• Honeybees (partly marked) on the edge of a brood frame
Chair of Behavioral Physiology & Sociobiology

Loidolt, Florian

Florian Loidolt

PhD student
Zoology II / Scheiner lab
Universität Würzburg
Am Hubland
97074 Würzburg
Building: Biozentrum (B1)
Room: D123
Link: Scheiner lab
Portrait of Florian Loidolt

The Western honeybee (Apis mellifera) belongs to the group of eusocial insects. The species is distributed globally and functions as important pollinator for plants. Especially the sophisticated and structured organization of the colony which can comprise tens of thousands of individuals is fascinating. Based on the age of individual bees, different tasks are performed in the hive (age-related polyethism). Young bees stay in the centre of the hive and work as nurse bees or build brood cells and honeycombs while increasing age leads bees more to the periphery, and finally the oldest bees leave the hive to forage for resources such as nectar and pollen. Honeybees show multiple well-developed traits and strategies that contribute to their success. The dance communication enables the bee colony to share information about promising food sites and ensure the efficient exploitation by fast recruitment of nestmates. With help of the bee’s sting and poison, a colony can collectively fight off enemies that might be much larger in size. Another interesting behaviour is active thermoregulation to create optimal temperatures in the bee hive. In periods of hot temperature, bees cool with water and wing air fanning, while cold temperatures are avoided by generating heat through trembling of the flight muscles. Due to this ability of heating up or cooling down, honeybees are distributed even across latitudes with longer periodes of cold temperatures and they are also established at higher elevations of mountain ranges.

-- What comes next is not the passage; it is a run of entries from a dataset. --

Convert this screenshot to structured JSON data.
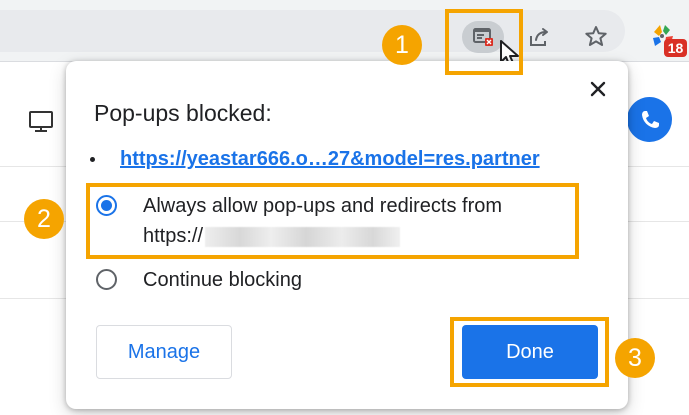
{
  "browser": {
    "extension_badge": "18"
  },
  "popup": {
    "title": "Pop-ups blocked:",
    "blocked_link": "https://yeastar666.o…27&model=res.partner",
    "options": {
      "allow_line_1": "Always allow pop-ups and redirects from",
      "allow_line_2_prefix": "https://",
      "continue_blocking": "Continue blocking"
    },
    "buttons": {
      "manage": "Manage",
      "done": "Done"
    }
  },
  "annotations": {
    "step_1": "1",
    "step_2": "2",
    "step_3": "3"
  },
  "colors": {
    "accent": "#1a73e8",
    "annotation": "#f5a400",
    "badge": "#d93025"
  },
  "icons": {
    "popup_blocked": "popup-blocked-icon",
    "share": "share-icon",
    "star": "star-icon",
    "extension": "extension-icon",
    "close": "close-icon",
    "monitor": "monitor-icon",
    "phone": "phone-icon",
    "cursor": "cursor-icon"
  }
}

This temperature adaptation is in the focus of my project. I investigate which genes might have an influence on thermoregulation of honeybees as an important ability for adaptation to high elevations. In collaboration with the University of Hohenheim and local African partners, bees will be collected from different elevations of African mountains (Mt. Kenya & Mt. Elgon in Kenya, Rwenzori Mountain system & Virunga mountain system in Uganda, Mt. Kilimanjaro & Mt. Meru in Tanzania). Then we will select candidate genes (e.g. octopamine receptors) with potential effects on adaptation to elevation, especially regarding thermoregulation. Gene expression levels in the bee brains are analysed via qRT-PCR. Several colonies will be translocated to other elevations together with the monitoring of colony fitness to get insights about local adaptation to elevation. Furthermore, I conduct feeding experiments with octopamine added to the diet of honeybee colonies to demonstrate the importance of octopamine signalling for heating of bees, and so the foraging onset. Flight activity of bees will be recorded with RFID chip technology. Besides, aggressiveness of colonies will be measured. Additionally, I will create bee knockout mutants by using the CRISPR/Cas9 method in the lab and test them for their cold resistance in behavioural assays.